Bauer, Ferdinand Lucas
Bauer, Ferdinand Lucas
(b. Feldsberg, Lower Austria, 20 January 1760; d. Hietzing, near Vienna, Austria, 17 March 1826)

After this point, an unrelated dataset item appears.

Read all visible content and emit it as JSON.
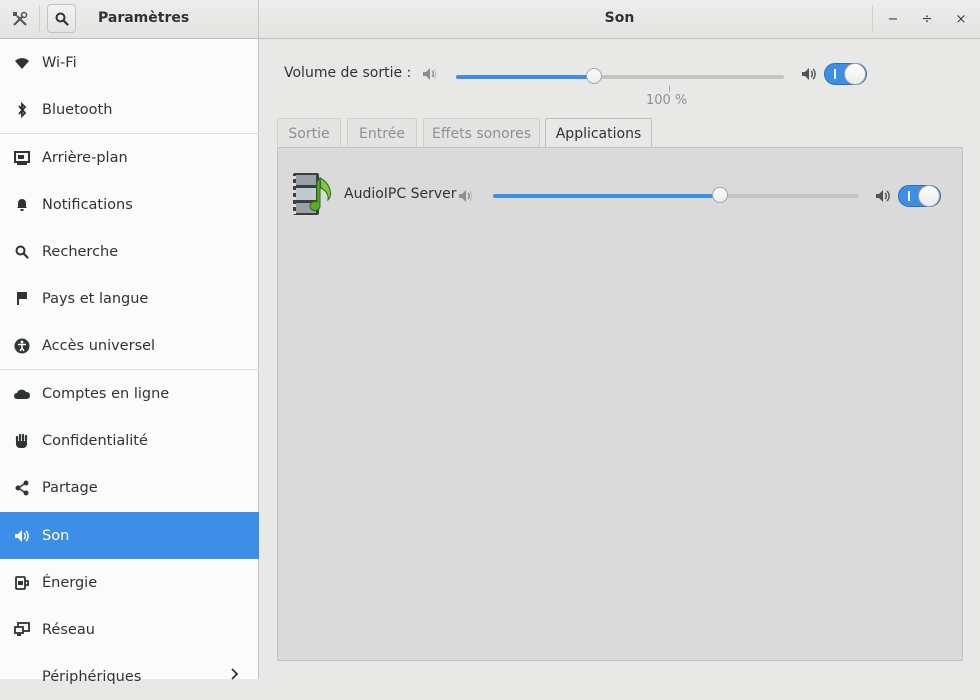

Bauer’s fame rests chiefly on his illustrations for John Sibthorp’s Flora Graeca, the most beautiful flora of all time. With his brothers Joseph and Franz, he was educated by Father Boccius, prior of the monastery of the Merciful Brothers in Feldsberg, then worked under Nikolaus von Jacquin, professor of botany in Vienna. When Sibthorp, Oxford’s professor of botany, came to Vienna in search of the Codex vindobonensis of Dioscorides, he learned of Bauer’s work and traveled to Feldsberg to see Boccius’ fourteen-volume manuscript, Hortus botanicus, the 2,750 plates of which were chiefly the work of Ferdinand and his brothers. So impressed was Sibthorp that he immediately engaged Bauer to serve as artist on his expedition to Greece and the Levant. In the ensuing twenty-two months (March 1786 to December 1787) Bauer painted nearly 1,000 watercolors of plants, 363 of animals, and 131 sepia landscapes. Only the plant watercolors were eventually published in the Flora Graeca, a herculean work that took from 1806 to 1840 and cost over £30,000.
Bauer worked on the Flora in Oxford until 1801, when he joined Matthew Flinders on his voyage to Australia. There Bauer and the botanist Robert Brown made a rich collection of material that included over 2,000 sketches by Bauer, 1,541 being of plants. Few of these were ever published, although Endlicher used some for his Prodromus florae Norfolkicae. Bauer attempted to use them in his Illustrationes florae Novae Hollandiae, a project that failed commercially, and in 1814 he left England for Hietzing, which was close to the gardens of Schönbrunn.
Bauer sketched rapidly and colored little on the spot, but noted gradations with a number code so that he could finish his illustrations later. Untroubled by the rigors of travel, he worked hard and achieved an incredible output. Goethe admired the three-dimensional quality of his work, and all botanists respected his accuracy. The overthrow of Linnaean taxonomy was partly due to the Australian work of Bauer and Brown.
I. Original Works. Bauer’s only writing was Illustrationes florae Novae Hollandiae (London, 1813). Plates are in Boccius, Hortus botanicus, Vols. I–IX, MS at Vaduz, Liechtenstein; Stephan Endlicher, Prodromus florae Norfolkicae (Vienna, 1833); Matthew Flinders, A Voyage to Terra Australis (London, 1814); A. B. Lambert, A Description of the Genus Pinus (London, 1803–1824); John Lindley, Digitalium monographia (London, 1821); and John Sibthrop, Flora Graeca (London, 1806–1840).
II. Secondary Literature. There is no detailed biography of Bauer, few of his letters have survived, and no portrait is extant. The best accounts are Wilfred Blunt, The Art of Botanical Illustration (London, 1950), and William Stearn, “Franz and Ferdinand Bauer, Masters of Botanical Illustration,” in Endeavour, 19 , no. 73 (Jan. 1960), 27–35. For details of Bauer manuscripts see C. Nissen, Die botanische Buchillustration, 2nd ed. (Stuttgart, 1966).